As for Santa, let me tell you. When my daughter was born, we thought, “We don’t want to do Santa. Maybe its wrong to let anyone else have a part in Christ’s holiday”. I’ve been wavering, and we’ve done a halfhearted Santa thing on Christmas morning. But this year I officially changed my mind. My son, almost 2, is completely in love with Santa. My daughter (almost 4) is excited for Santa to come on Christmas (by the way, she knows the story of St. Nicholas and that Mommy & Daddy pretend to be Santa.). I saw my children when they stood in line to see Santa at the Church Christmas party and that was the clincher.
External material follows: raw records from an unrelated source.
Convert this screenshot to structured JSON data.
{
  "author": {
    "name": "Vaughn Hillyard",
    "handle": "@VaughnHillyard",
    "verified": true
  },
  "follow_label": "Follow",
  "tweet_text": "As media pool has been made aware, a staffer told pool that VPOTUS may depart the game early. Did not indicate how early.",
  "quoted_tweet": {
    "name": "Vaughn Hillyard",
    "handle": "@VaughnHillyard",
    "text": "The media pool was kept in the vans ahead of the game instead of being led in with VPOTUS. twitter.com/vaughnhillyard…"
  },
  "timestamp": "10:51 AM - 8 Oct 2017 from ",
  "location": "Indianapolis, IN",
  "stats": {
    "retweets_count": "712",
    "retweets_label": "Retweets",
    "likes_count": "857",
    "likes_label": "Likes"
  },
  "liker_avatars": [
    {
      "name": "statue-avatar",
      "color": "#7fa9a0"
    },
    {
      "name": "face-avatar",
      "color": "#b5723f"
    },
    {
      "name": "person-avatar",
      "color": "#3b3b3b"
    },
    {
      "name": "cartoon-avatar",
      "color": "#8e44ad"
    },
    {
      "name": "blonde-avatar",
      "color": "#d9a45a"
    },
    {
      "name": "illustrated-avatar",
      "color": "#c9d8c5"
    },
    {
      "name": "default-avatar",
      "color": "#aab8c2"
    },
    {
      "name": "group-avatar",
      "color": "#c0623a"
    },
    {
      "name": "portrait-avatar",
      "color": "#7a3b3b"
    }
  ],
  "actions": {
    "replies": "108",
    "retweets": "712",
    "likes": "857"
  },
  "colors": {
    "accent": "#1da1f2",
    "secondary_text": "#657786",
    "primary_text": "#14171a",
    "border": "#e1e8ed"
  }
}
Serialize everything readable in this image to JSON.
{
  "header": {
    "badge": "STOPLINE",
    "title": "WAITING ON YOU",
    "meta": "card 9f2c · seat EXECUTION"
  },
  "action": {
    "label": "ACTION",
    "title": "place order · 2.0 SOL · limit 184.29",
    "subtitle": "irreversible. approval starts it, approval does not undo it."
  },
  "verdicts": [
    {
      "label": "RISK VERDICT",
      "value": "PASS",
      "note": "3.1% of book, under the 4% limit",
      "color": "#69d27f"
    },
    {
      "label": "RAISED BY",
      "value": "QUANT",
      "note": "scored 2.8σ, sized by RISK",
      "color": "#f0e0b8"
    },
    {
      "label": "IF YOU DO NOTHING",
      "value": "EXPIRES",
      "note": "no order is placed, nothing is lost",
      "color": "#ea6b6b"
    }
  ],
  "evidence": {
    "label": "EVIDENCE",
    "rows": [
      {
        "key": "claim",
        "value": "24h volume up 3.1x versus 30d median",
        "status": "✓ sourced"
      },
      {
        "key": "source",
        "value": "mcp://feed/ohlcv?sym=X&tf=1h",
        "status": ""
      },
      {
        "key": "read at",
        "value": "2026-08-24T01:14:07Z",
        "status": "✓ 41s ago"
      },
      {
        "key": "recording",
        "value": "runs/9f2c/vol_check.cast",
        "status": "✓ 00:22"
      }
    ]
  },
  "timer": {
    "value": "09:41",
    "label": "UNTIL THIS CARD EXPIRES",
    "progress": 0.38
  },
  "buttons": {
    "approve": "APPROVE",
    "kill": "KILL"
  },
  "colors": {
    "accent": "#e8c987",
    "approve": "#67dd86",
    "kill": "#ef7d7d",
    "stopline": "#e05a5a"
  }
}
I saw not only my children, but everyone else’s children. And I saw the man who was Santa this year. And I saw sheer Joy. Only happiness on the faces of those children, and only happiness on the face of Santa. Immediately I recalled the saying “All good things come from God.” This was a good thing! This only brought joy and happiness!
Let’s talk commercialism. Granted, stores count on Christmas sales so, yes, they want you to buy their stuff. I’m a merchant. I want you to buy my stuff. And I will advertise the best way I know how to get you to see my stuff. And I will try to get things in stock that I think you will buy. But personally, I’m not a hard core salesman and I’m not out to trick or cajole you into buying from me.
That having been said, I will say this, although, many of you won’t believe it. The best thing about Christmas for me is giving the gifts. Christmas is about giving, not getting. I love finding just the right gift for someone and watching their eyes light up when they open the package. That usually means careful research to find out just what each person wants. I don’t care if I get nothing this year as long as I get to see their faces. And you know what, that means I have to buy gifts. Those same gifts the stores are trying to sell me. But someone has to sell it to me, you see. Otherwise I could not give it.
If you are buying gifts out of a sense of obligation, then I believe I understand your complaint. But Christmas isn’t about getting gifts or even about giving the biggest or most expensive gifts. It’s about giving of yourself to give Joy to other people. That is what the myth of Santa Claus is all about and that is definitely what the Birth of Christ was all about.
So I leave with you this message. Don’t get lost in the negative message about Christmas, or you’ll miss the really great part! Christmas is about love and Joy and Peace. It is about giving love and receiving love. God is Love.
[Originally Published Dec 27, 2000]
Fellow Scotsman? Check out some of our products!
- Custom-order your Coat of Arms Plaid Brooch for an enduring heirloom that your family will treasure for generations to come
- Made from the finest quality pewter and featuring an intricate Celtic Knot design, the brooch is expertly hand-crafted in Scotland
- Choose from over 100 irish coat of arms and five different gem colors: blue, purple, yellow, green, or red
- 2 ⅞ inch diameter, its sturdy, high-quality pin back affixes to your sash or plaid
- Durable, high-quality brown leather pouch; attaches to a belt up to 3 inches wide
- The convenient compact size makes this pouch wearable for any event or activity; 5.5 inches tall, about 7.25 inches across, and approximately 2 inches deep
- The overall simple design offers a classic, timeless aesthetic with elegant black accents
- Leather strap closure provides a convenient top-flap opening and includes interior flaps to offer additional protection for your valuables
- Made in Scotland with high-quality, lead-free pewter and an antiqued finish.
- Measures 2 inches wide with matching kilt pins available.
- Ways to display your Irish heritage are endless because it can be worn as a cap badge, brooch, fastened to a sash, bag, or backpack.
- Choose between 50+ Irish surnames. Don’t worry about minor spelling differences when choosing yours (i.e., Connor would choose the O’Conor crest).